"There are far more British directors and actors around than there are scriptwriters. That's the essential area of development for te British film industry right now. There's all this talk about shelves full of British films that can't get distribution, but I don't think there's a decent film out there that can't get a deal. Most of them just aren't very good." --Fellner, quoted in the London TIMES, May 17, 1998

"They have learned their lessons from their American counterparts: think big, be brave, take risks and look beyond the project into the target arena.

As producers, they involve themselves with every aspect of the business of filmmaking, through the "fun" creative part involving script development, casting, choice of director and so on, right through to the non-creative post-shoot period which includes post-production, marketing, testing, distribution and promotional campaigns. Unlike many of their British colleagues, they are not auteur snobs but rather see themselves as international producers operating in a global market. And they have an unerring instinct for what will sell. They will put as much effort into promoting a relatively high-risk venture such as the Coen Brothers' 'Fargo' as they will with a more obvious crowd-pleaser like 'Bean', with equally impressive results. --From "Meet the Working Title Boys" by Neil Norman in London's Evening Standard, June 8, 1999.

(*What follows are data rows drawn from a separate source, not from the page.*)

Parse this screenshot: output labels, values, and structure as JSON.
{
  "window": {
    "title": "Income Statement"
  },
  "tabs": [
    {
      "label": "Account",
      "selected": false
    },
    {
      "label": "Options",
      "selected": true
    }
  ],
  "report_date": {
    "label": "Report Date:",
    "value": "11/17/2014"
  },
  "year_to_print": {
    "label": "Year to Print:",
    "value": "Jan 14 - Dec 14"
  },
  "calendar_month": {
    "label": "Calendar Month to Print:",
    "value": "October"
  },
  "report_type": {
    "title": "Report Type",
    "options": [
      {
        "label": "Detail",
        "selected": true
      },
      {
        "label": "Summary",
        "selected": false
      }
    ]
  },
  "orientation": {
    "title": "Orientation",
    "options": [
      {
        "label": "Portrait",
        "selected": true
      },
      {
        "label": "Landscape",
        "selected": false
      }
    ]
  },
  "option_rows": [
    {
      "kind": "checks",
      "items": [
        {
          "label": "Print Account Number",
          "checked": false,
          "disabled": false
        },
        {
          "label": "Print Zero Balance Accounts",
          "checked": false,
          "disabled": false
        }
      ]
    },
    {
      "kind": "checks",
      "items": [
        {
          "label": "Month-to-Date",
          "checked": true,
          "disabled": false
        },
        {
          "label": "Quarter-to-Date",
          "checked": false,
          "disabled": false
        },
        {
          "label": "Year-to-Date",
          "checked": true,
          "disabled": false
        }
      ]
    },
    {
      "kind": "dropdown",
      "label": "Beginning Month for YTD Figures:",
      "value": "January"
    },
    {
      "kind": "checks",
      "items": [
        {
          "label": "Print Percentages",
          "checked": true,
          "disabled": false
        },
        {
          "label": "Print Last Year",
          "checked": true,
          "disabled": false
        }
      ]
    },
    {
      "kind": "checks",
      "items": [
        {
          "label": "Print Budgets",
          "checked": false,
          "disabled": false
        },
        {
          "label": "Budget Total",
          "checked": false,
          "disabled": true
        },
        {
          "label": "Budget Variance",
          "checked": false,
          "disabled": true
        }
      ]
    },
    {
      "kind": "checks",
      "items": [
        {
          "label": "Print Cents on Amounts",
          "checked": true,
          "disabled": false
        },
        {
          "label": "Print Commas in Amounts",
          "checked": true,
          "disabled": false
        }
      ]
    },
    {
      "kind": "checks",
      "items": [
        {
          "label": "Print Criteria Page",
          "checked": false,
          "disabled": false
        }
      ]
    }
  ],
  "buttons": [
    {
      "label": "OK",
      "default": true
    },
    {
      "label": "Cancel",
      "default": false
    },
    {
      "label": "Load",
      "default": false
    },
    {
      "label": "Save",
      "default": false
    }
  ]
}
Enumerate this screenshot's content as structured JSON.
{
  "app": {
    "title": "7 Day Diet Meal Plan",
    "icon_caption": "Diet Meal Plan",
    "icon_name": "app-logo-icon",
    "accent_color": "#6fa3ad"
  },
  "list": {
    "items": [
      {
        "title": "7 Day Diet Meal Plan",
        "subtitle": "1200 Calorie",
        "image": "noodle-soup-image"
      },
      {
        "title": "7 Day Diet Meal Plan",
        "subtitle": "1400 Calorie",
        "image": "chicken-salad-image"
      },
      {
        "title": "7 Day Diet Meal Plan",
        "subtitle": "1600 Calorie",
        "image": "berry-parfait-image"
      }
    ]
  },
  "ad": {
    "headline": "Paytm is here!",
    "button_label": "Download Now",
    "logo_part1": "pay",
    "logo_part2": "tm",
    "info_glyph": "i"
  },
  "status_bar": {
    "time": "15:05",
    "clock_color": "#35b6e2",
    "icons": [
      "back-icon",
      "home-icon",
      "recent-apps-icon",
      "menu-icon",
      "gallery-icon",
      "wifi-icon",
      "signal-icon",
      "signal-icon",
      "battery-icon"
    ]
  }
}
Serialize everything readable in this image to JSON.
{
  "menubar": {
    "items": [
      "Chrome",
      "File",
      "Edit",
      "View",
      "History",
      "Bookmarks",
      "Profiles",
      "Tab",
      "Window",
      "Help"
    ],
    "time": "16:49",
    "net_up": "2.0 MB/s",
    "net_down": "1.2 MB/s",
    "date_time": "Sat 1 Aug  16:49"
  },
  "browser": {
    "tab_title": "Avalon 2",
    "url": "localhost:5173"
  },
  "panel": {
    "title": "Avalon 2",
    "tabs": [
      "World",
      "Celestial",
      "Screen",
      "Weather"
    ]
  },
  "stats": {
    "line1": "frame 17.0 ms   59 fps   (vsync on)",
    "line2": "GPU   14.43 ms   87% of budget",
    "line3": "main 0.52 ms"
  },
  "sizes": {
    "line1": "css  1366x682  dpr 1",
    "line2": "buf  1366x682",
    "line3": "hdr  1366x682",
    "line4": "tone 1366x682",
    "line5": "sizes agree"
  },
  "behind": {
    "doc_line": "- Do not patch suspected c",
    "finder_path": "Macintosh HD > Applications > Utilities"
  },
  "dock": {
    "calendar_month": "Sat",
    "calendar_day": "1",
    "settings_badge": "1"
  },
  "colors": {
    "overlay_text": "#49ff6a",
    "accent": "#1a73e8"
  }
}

Please support TCMDB by adding to this information.

Click here to contribute